*Dataset records*
◆ ◆ ◆ ◆
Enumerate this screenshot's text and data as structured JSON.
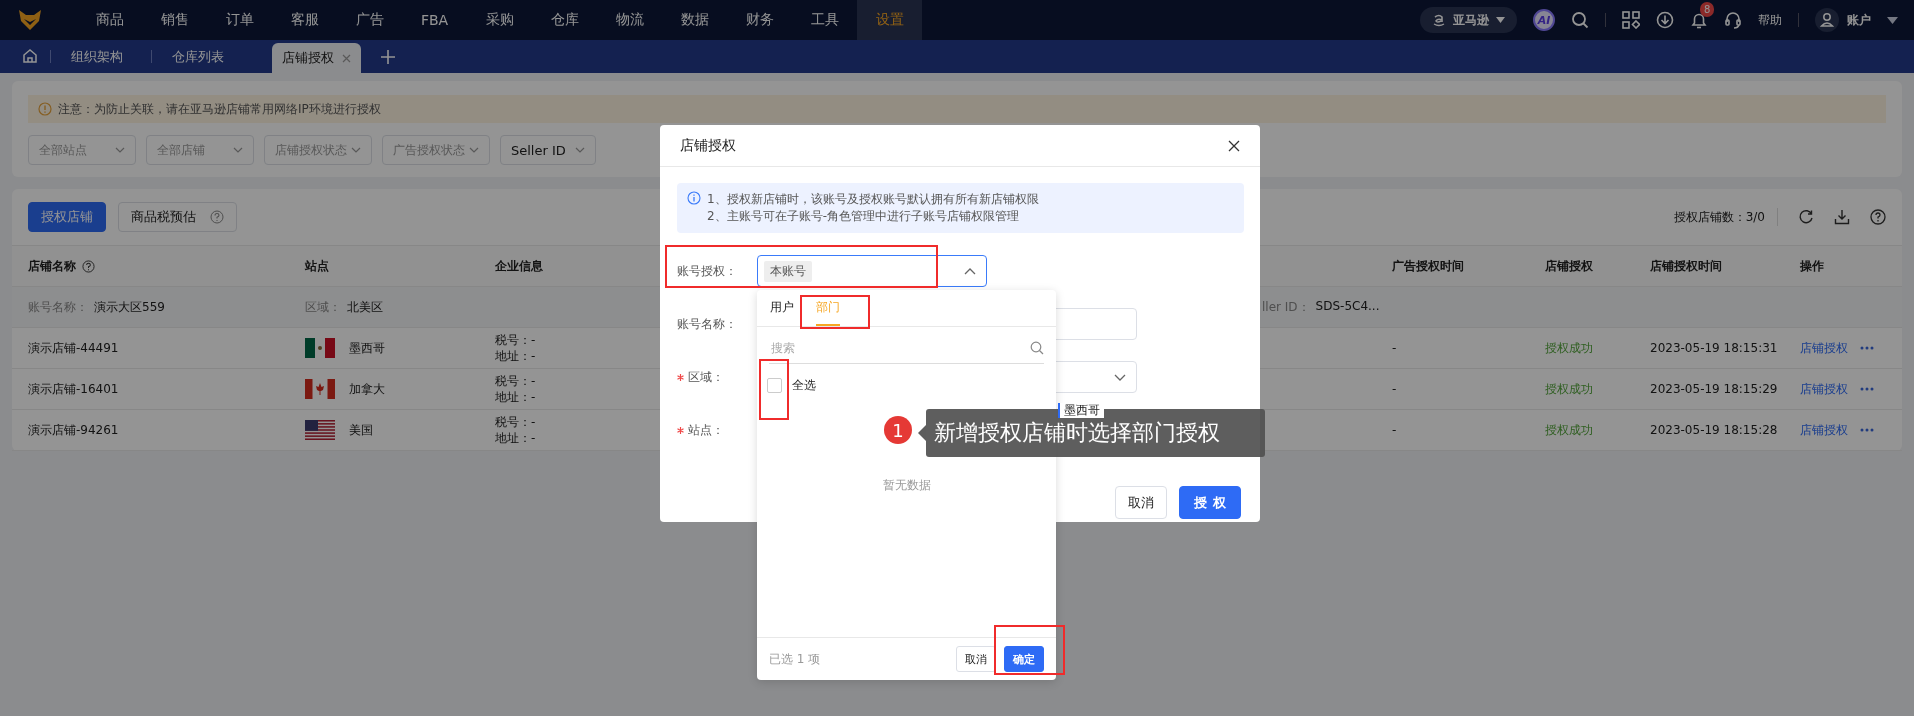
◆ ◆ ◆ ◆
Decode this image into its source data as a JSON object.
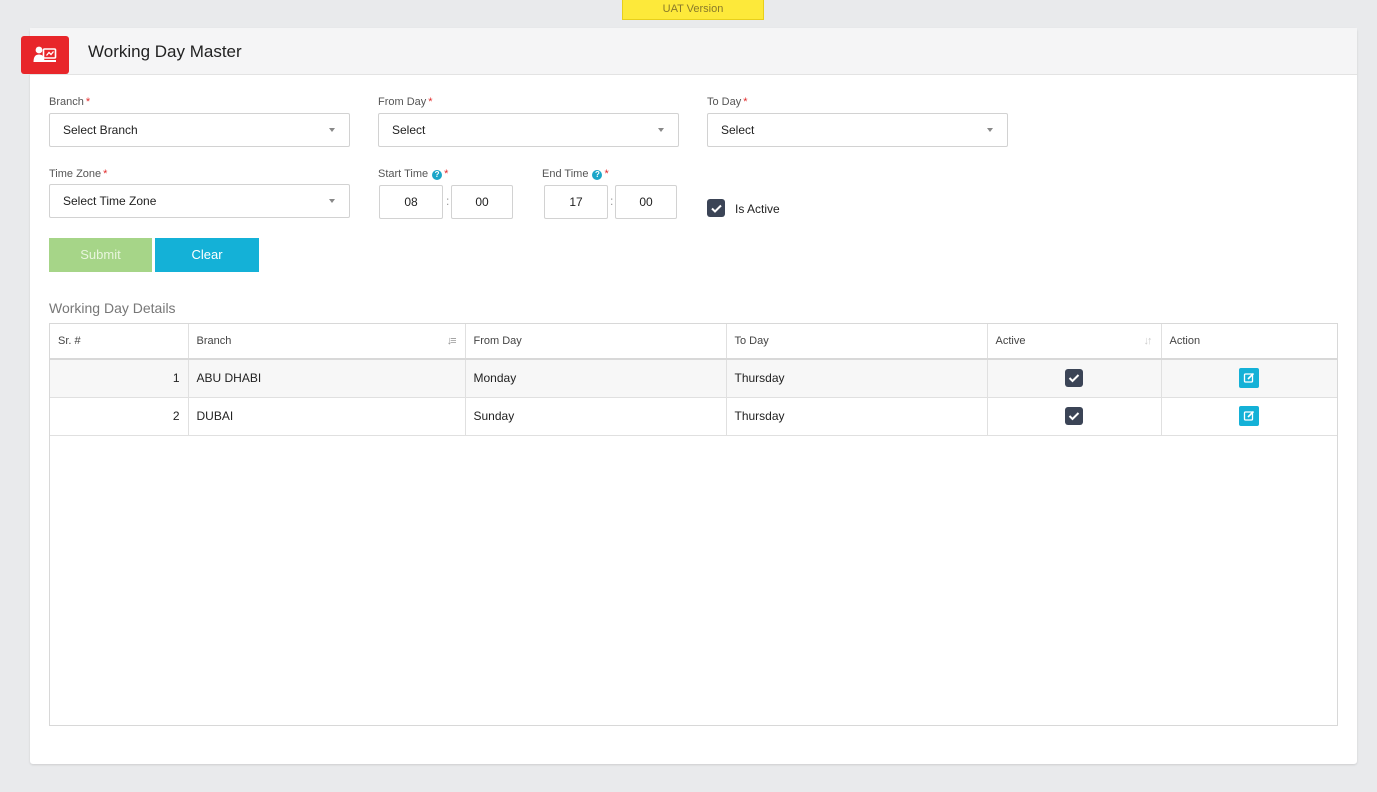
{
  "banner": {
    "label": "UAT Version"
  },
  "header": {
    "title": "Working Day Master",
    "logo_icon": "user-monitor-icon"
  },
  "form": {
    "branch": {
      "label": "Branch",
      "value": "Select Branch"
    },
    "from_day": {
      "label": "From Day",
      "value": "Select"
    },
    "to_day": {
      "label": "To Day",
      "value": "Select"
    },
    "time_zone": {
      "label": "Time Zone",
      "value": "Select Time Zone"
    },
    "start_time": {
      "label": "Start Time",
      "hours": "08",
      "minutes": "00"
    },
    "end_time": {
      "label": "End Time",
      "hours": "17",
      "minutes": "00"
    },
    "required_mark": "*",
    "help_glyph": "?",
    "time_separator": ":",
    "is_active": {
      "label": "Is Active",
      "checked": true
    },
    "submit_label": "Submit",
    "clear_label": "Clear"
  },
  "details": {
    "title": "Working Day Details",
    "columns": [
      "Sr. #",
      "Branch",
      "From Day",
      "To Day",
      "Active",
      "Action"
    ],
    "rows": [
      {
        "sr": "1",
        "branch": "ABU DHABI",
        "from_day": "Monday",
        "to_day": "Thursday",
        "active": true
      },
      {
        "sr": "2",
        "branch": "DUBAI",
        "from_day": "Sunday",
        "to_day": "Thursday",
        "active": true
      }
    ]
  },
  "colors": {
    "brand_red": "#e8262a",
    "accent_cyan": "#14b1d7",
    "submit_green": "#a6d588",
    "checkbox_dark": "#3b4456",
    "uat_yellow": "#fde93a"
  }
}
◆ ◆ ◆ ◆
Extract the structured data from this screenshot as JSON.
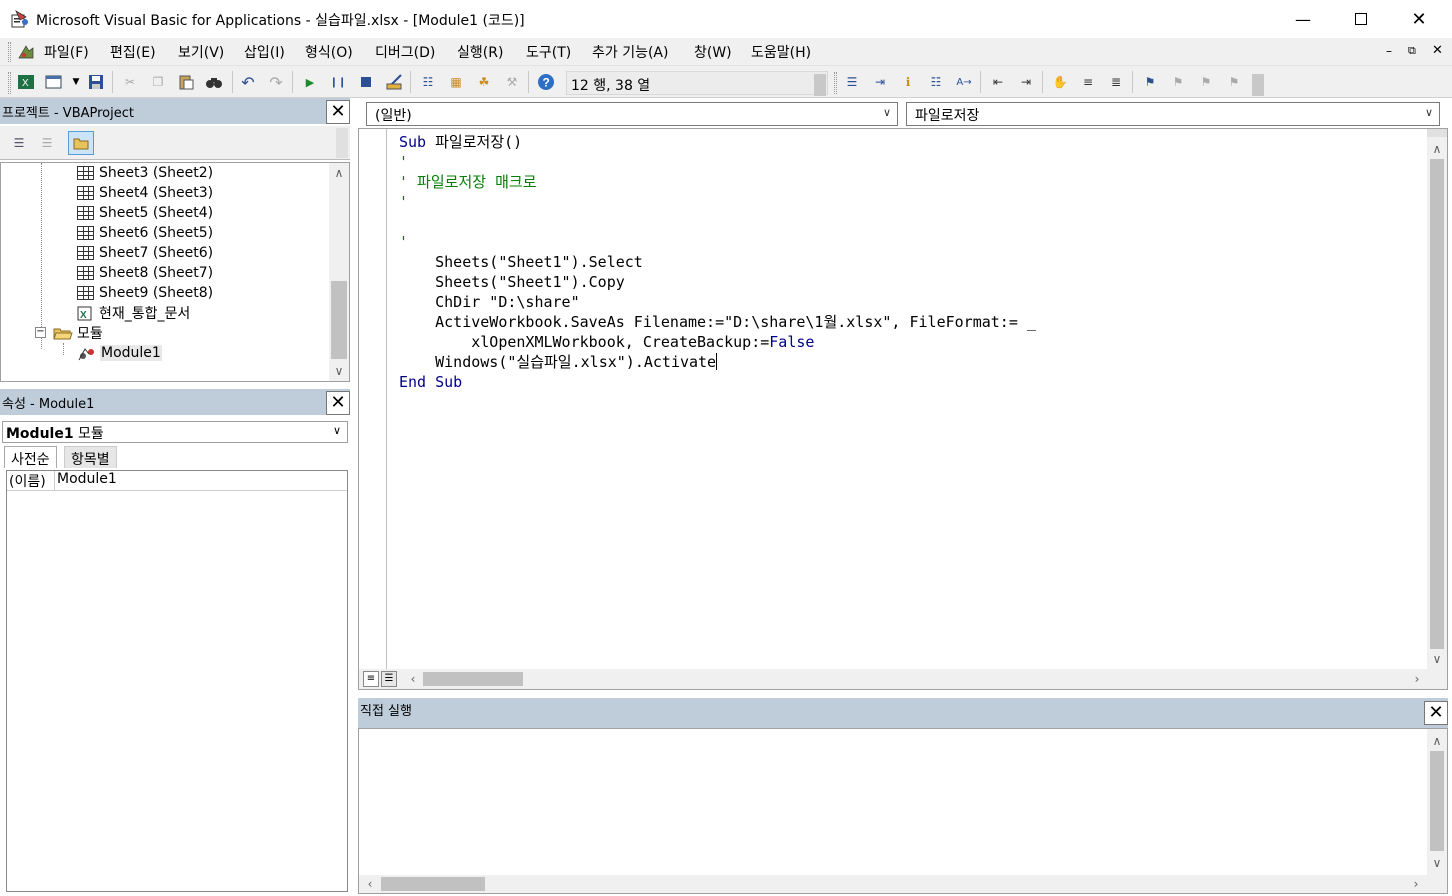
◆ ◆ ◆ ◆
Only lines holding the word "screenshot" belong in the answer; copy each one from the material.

Enumerate this screenshot's text and data as structured JSON.
Extract the structured data from this screenshot as JSON.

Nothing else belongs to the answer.